Amy Sander Montanez has been lodged in the first week of Advent, still warming herself by the candle of hope, and she suspects it is a place she’ll remain through Christmas Day.
It is a location that suits the Columbia author and family therapist just fine. In that acceptance lies another lesson Montanez has tried to impart this holiday season: Embrace the present with all its crazy, “my family is nuts” holiday dysfunction and find things to love in this Christmas season.
“I just know most families are a little kooky,” said Montanez, who has written a new book of meditations, “Moment to Moment: The Transformative Power of Everyday Life (Morehouse Publishing, $24). “We have gotten into labeling so many things as stressful that are just humanity.”

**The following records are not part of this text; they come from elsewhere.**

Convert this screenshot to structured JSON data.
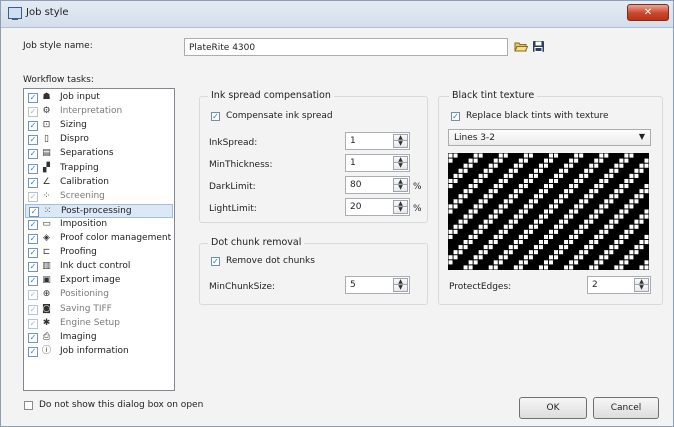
{
  "window": {
    "title": "Job style",
    "close_glyph": "✕"
  },
  "job_style_name": {
    "label": "Job style name:",
    "value": "PlateRite 4300",
    "open_icon": "folder-open-icon",
    "save_icon": "floppy-disk-icon"
  },
  "workflow": {
    "label": "Workflow tasks:",
    "tasks": [
      {
        "label": "Job input",
        "icon": "☗",
        "checked": true,
        "disabled": false
      },
      {
        "label": "Interpretation",
        "icon": "⚙",
        "checked": true,
        "disabled": true
      },
      {
        "label": "Sizing",
        "icon": "⊡",
        "checked": true,
        "disabled": false
      },
      {
        "label": "Dispro",
        "icon": "▯",
        "checked": true,
        "disabled": false
      },
      {
        "label": "Separations",
        "icon": "▤",
        "checked": true,
        "disabled": false
      },
      {
        "label": "Trapping",
        "icon": "▞",
        "checked": true,
        "disabled": false
      },
      {
        "label": "Calibration",
        "icon": "∠",
        "checked": true,
        "disabled": false
      },
      {
        "label": "Screening",
        "icon": "⁘",
        "checked": true,
        "disabled": true
      },
      {
        "label": "Post-processing",
        "icon": "⁙",
        "checked": true,
        "disabled": false
      },
      {
        "label": "Imposition",
        "icon": "▭",
        "checked": true,
        "disabled": false
      },
      {
        "label": "Proof color management",
        "icon": "◈",
        "checked": true,
        "disabled": false
      },
      {
        "label": "Proofing",
        "icon": "⊏",
        "checked": true,
        "disabled": false
      },
      {
        "label": "Ink duct control",
        "icon": "▥",
        "checked": true,
        "disabled": false
      },
      {
        "label": "Export image",
        "icon": "▣",
        "checked": true,
        "disabled": false
      },
      {
        "label": "Positioning",
        "icon": "⊕",
        "checked": true,
        "disabled": true
      },
      {
        "label": "Saving TIFF",
        "icon": "◙",
        "checked": true,
        "disabled": true
      },
      {
        "label": "Engine Setup",
        "icon": "✱",
        "checked": true,
        "disabled": true
      },
      {
        "label": "Imaging",
        "icon": "⎙",
        "checked": true,
        "disabled": false
      },
      {
        "label": "Job information",
        "icon": "ⓘ",
        "checked": true,
        "disabled": false
      }
    ],
    "selected_index": 8
  },
  "ink_spread": {
    "title": "Ink spread compensation",
    "compensate_label": "Compensate ink spread",
    "compensate_checked": true,
    "fields": [
      {
        "label": "InkSpread:",
        "value": "1",
        "unit": ""
      },
      {
        "label": "MinThickness:",
        "value": "1",
        "unit": ""
      },
      {
        "label": "DarkLimit:",
        "value": "80",
        "unit": "%"
      },
      {
        "label": "LightLimit:",
        "value": "20",
        "unit": "%"
      }
    ]
  },
  "dot_chunk": {
    "title": "Dot chunk removal",
    "remove_label": "Remove dot chunks",
    "remove_checked": true,
    "min_chunk_label": "MinChunkSize:",
    "min_chunk_value": "5"
  },
  "black_tint": {
    "title": "Black tint texture",
    "replace_label": "Replace black tints with texture",
    "replace_checked": true,
    "texture_selected": "Lines 3-2",
    "protect_edges_label": "ProtectEdges:",
    "protect_edges_value": "2",
    "pattern_colors": {
      "ink": "#000000",
      "paper": "#ffffff"
    }
  },
  "footer": {
    "dont_show_label": "Do not show this dialog box on open",
    "dont_show_checked": false,
    "ok_label": "OK",
    "cancel_label": "Cancel"
  },
  "check_glyph": "✓"
}
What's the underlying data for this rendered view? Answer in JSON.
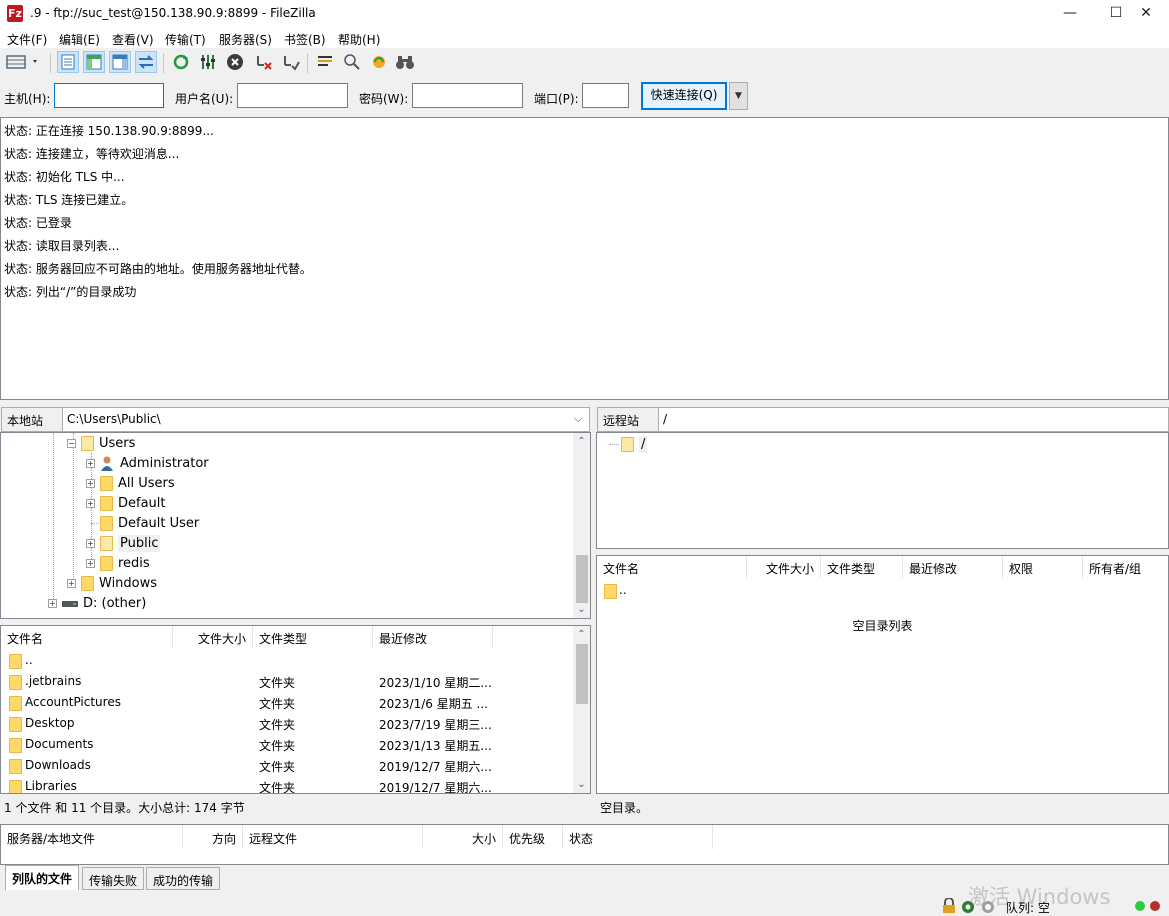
{
  "window": {
    "title": ".9 - ftp://suc_test@150.138.90.9:8899 - FileZilla",
    "app_icon_text": "Fz",
    "minimize": "—",
    "maximize": "☐",
    "close": "✕"
  },
  "menu": [
    "文件(F)",
    "编辑(E)",
    "查看(V)",
    "传输(T)",
    "服务器(S)",
    "书签(B)",
    "帮助(H)"
  ],
  "quickconnect": {
    "host_label": "主机(H):",
    "user_label": "用户名(U):",
    "pass_label": "密码(W):",
    "port_label": "端口(P):",
    "host": "",
    "user": "",
    "pass": "",
    "port": "",
    "connect_button": "快速连接(Q)",
    "dropdown": "▼"
  },
  "log": [
    "状态: 正在连接 150.138.90.9:8899...",
    "状态: 连接建立，等待欢迎消息...",
    "状态: 初始化 TLS 中...",
    "状态: TLS 连接已建立。",
    "状态: 已登录",
    "状态: 读取目录列表...",
    "状态: 服务器回应不可路由的地址。使用服务器地址代替。",
    "状态: 列出“/”的目录成功"
  ],
  "local": {
    "site_label": "本地站点:",
    "site_path": "C:\\Users\\Public\\",
    "tree": {
      "users": "Users",
      "administrator": "Administrator",
      "all_users": "All Users",
      "default": "Default",
      "default_user": "Default User",
      "public": "Public",
      "redis": "redis",
      "windows": "Windows",
      "d_drive": "D: (other)"
    },
    "columns": [
      "文件名",
      "文件大小",
      "文件类型",
      "最近修改"
    ],
    "files": [
      {
        "name": "..",
        "size": "",
        "type": "",
        "modified": ""
      },
      {
        "name": ".jetbrains",
        "size": "",
        "type": "文件夹",
        "modified": "2023/1/10 星期二..."
      },
      {
        "name": "AccountPictures",
        "size": "",
        "type": "文件夹",
        "modified": "2023/1/6 星期五 ..."
      },
      {
        "name": "Desktop",
        "size": "",
        "type": "文件夹",
        "modified": "2023/7/19 星期三..."
      },
      {
        "name": "Documents",
        "size": "",
        "type": "文件夹",
        "modified": "2023/1/13 星期五..."
      },
      {
        "name": "Downloads",
        "size": "",
        "type": "文件夹",
        "modified": "2019/12/7 星期六..."
      },
      {
        "name": "Libraries",
        "size": "",
        "type": "文件夹",
        "modified": "2019/12/7 星期六..."
      }
    ],
    "status": "1 个文件 和 11 个目录。大小总计: 174 字节"
  },
  "remote": {
    "site_label": "远程站点:",
    "site_path": "/",
    "tree_root": "/",
    "columns": [
      "文件名",
      "文件大小",
      "文件类型",
      "最近修改",
      "权限",
      "所有者/组"
    ],
    "files": [
      {
        "name": ".."
      }
    ],
    "empty_message": "空目录列表",
    "status": "空目录。"
  },
  "queue": {
    "columns": [
      "服务器/本地文件",
      "方向",
      "远程文件",
      "大小",
      "优先级",
      "状态"
    ],
    "tabs": [
      "列队的文件",
      "传输失败",
      "成功的传输"
    ]
  },
  "statusbar": {
    "queue_text": "队列: 空",
    "watermark": "激活 Windows"
  },
  "colors": {
    "accent": "#0078d7",
    "folder": "#ffd966",
    "led_green": "#2ecc40",
    "led_red": "#b0322a"
  }
}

In her therapy practice and workshops, many aimed at clergy and seminarians as they establish their spiritual centers, Montanez said she has discovered an amazing truth: “Most families love each other through unbelievable stuff.”
“Embracing your family’s dysfunction is really a lesson in how love can win in the end and how being able to laugh at yourself and with others is transformational,” she wrote in a December blog item that seemed to circulate particularly among harried women.
Montanez, 56, said her own Decembers through many years seemed to be defined by crises – illness and surgeries and death – which is why she sits by her Christmas tree each day, morning coffee in hand, and focuses on a deeper meaning of hope.
It’s not the wishing kind of hope, where “I wish that nothing terrible would happen but I can’t control it.” Instead, Montanez thinks of one of her favorite writers, Richard Rohr, a Franciscan priest who has said, “Hope and union are the same thing.”
Montanez’s deep spirituality and need to feel a daily connection to God has been a running theme through her writings as she has parsed “things of heaven and things of earth.”
For years she wrote individual pieces for publications for the Episcopal Diocese of Upper South Carolina, reflections that generated more readers – and some awards – for the diocese’s quarterly publication and the twice-monthly online newsletter, said Peggy Hill, retired communications director for the diocese.
“I think it is above all Amy’s ability to think theologically in everyday language and to look at the world and see the divine meaning and purpose and invitation and joy,” Hill said. As her reputation grew, many readers encouraged Montanez to write a book.
Two years ago, Montanez went on a two-week silent retreat to the mountains of North Carolina, taking with her all the pieces she had penned through the years.
“I had been writing all along with no agenda,” she said. But as she started sorting and cataloguing her writing, making individual stacks on the floor, “I realized I have really only written about a few topics: time, family, the need to remain in the present.”
As she looked at those stacks, she said, “Well, how about that, I have a book.”
Her pieces “really teach people to observe God in everything,” said Carrie Graves, director of the Trinity Episcopal Cathedral bookstore and Montanez’s office manager. “What she does is really integrate God into one’s life, which is ultimately the goal.”
“Moment to Moment” is divided into five sections aimed at the pilgrim who is seeking more reflection and deeper meaning in life. Montanez places herself in the middle of ordinary situations, some uncomfortable, and invites the reader to join her in areas of life where tension, fear, frustration, joy and love lie, sometimes intertwined. There are questions at the end of each short chapter, questions she labels, “Digging deeper.”
“God is waiting,” she writes. “At whatever stage of readiness we are, we can begin our journeys, without the need to manipulate or pretend. God will take us right where we are and accompany us from start to finish.”